"Don't look for comfort in the same place you lost it," Martinez says.

Jaclyn Lopez Witmer, licensed clinical psychologist, suggests being transparent with yourself about what you're looking for before sliding into anyone's DMs.

"Agreement on expectations and needs is critical," Lopez Witmer tells Bustle. "Be intentional about why you’re talking again and what this will look like after the stressful period."

Are you looking for a friend? Someone to sext? To get back together? Are you craving affection and attention? Do you need someone to swap COVID memes with?

"When you are clear on your goals and needs, you will be able to be clear with your ex on what you are seeking," Dr. Carla Marie Manly, clinical psychologist, tells Bustle. "If your ex has needs that are aligned with yours — the outcome can be very positive in the short-term and the long-term."

It's OK to feel lonely, scared, horny, or some spicy combination of all three. But before you shoot your ex a tasteful nude, ask yourself what you're looking for. Do you really want to rekindle a flame that burned out for a reason? You might be better off putting the "distance" in social distancing.

If you think you’re showing symptoms of coronavirus, which include fever, shortness of breath, and coughing, call NHS 111 in the UK or visit the CDC website in the U.S. for up-to-date information and resources.
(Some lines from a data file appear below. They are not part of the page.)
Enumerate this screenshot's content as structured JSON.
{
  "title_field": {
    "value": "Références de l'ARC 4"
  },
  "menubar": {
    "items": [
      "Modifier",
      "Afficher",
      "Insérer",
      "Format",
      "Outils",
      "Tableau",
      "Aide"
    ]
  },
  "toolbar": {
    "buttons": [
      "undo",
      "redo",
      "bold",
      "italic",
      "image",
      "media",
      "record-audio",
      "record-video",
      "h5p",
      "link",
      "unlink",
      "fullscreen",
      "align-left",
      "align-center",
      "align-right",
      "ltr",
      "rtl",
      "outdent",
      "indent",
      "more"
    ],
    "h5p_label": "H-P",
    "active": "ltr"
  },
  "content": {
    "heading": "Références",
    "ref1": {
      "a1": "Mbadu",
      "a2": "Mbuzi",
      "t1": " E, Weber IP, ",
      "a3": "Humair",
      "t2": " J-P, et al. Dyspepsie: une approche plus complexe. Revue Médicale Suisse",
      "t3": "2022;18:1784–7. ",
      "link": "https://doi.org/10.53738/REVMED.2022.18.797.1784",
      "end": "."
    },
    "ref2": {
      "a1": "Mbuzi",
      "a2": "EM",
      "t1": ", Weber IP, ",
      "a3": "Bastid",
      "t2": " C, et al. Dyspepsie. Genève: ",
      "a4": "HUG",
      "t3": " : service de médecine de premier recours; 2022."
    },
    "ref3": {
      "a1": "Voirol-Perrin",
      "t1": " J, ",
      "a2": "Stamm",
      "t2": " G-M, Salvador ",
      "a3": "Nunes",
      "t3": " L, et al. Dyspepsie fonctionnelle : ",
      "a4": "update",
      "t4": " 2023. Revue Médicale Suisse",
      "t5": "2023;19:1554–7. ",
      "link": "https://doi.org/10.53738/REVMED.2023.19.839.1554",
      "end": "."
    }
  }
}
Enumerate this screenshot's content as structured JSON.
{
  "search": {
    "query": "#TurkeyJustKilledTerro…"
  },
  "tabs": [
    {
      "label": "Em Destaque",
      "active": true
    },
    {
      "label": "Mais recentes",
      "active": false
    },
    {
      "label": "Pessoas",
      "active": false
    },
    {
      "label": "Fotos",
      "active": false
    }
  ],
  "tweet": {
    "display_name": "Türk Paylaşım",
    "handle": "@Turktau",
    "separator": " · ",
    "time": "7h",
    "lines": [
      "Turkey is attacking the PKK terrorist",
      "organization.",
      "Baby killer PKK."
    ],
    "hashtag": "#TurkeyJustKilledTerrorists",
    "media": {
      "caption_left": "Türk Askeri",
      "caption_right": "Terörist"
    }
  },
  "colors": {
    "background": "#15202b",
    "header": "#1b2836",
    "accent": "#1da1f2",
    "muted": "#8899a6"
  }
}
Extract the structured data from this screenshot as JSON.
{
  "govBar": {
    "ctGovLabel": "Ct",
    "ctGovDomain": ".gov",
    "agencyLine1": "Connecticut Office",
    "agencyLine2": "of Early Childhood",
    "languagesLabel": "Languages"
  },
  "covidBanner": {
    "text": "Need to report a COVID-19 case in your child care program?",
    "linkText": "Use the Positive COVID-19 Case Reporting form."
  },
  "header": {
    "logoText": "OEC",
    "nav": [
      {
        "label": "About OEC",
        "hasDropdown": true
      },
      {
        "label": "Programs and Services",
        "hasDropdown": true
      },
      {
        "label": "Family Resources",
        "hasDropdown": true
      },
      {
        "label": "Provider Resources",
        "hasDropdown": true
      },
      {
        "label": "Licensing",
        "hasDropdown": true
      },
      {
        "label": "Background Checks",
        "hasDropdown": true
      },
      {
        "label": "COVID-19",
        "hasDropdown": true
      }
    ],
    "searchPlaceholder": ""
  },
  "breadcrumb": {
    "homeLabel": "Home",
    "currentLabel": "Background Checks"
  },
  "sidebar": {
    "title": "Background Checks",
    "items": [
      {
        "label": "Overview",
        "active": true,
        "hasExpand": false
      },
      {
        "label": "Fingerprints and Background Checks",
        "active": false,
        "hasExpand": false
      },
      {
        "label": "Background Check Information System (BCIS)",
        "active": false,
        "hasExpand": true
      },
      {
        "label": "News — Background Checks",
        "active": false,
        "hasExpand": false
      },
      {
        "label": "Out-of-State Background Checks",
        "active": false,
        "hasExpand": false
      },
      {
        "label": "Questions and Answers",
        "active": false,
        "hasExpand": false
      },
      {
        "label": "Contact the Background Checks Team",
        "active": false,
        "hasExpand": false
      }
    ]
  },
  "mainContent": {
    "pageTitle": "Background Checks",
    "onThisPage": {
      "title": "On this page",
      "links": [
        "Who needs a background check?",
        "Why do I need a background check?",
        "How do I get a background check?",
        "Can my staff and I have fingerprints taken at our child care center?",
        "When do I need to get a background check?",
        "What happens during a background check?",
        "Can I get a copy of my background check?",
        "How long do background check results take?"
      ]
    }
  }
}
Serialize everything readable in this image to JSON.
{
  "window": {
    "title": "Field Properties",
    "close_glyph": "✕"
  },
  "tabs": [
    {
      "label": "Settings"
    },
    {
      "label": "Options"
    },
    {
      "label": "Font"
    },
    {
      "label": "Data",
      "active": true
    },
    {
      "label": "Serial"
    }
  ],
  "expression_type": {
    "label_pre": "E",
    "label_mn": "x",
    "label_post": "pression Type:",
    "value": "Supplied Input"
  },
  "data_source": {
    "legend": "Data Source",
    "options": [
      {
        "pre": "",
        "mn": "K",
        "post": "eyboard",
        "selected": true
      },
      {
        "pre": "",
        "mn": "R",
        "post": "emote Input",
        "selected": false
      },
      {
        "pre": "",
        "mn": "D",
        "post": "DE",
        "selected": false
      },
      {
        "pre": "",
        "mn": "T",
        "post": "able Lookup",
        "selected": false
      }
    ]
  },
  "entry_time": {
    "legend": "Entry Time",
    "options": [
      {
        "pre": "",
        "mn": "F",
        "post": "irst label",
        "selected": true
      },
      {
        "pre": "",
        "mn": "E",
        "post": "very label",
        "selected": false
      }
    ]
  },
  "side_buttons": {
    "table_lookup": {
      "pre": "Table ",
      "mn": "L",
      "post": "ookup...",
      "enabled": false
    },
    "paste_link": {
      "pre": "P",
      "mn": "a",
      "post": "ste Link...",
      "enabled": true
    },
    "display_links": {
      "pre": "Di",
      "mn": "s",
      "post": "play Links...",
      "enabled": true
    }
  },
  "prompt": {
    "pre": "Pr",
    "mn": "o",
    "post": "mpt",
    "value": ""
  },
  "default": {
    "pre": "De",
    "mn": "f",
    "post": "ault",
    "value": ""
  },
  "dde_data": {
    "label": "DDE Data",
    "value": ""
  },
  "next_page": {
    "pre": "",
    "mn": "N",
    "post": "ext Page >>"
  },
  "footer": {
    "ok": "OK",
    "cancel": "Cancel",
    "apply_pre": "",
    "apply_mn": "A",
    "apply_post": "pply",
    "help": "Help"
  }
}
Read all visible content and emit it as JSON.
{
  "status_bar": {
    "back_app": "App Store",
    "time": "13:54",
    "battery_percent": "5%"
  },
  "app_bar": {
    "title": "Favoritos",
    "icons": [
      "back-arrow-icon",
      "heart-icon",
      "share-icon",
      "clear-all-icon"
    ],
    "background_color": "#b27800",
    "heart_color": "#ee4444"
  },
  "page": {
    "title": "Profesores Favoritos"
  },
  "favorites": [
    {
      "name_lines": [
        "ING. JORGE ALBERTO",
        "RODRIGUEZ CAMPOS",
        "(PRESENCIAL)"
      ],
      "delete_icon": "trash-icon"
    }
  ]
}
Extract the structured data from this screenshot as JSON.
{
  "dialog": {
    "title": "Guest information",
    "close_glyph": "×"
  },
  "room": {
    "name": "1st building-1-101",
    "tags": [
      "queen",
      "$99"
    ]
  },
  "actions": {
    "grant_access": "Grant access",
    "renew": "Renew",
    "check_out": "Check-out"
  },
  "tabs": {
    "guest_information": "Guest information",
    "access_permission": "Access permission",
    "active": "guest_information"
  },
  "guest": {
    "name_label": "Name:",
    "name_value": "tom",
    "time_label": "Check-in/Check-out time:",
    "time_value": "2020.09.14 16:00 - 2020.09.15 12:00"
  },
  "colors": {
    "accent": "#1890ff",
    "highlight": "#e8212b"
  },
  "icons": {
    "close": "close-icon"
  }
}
You can find all Bustle’s coverage of coronavirus here, and UK-specific updates on coronavirus here.

Experts:

Dr. Carla Marie Manly, clinical psychologist and author of Joy from Fear

Jaclyn Lopez Witmer, licensed clinical psychologist at Therapy Group of NYC

Sources:

Trina Leckie, host of the Breakup BOOST podcast

Pricilla Martinez, founder of Regroop Online Life Coaching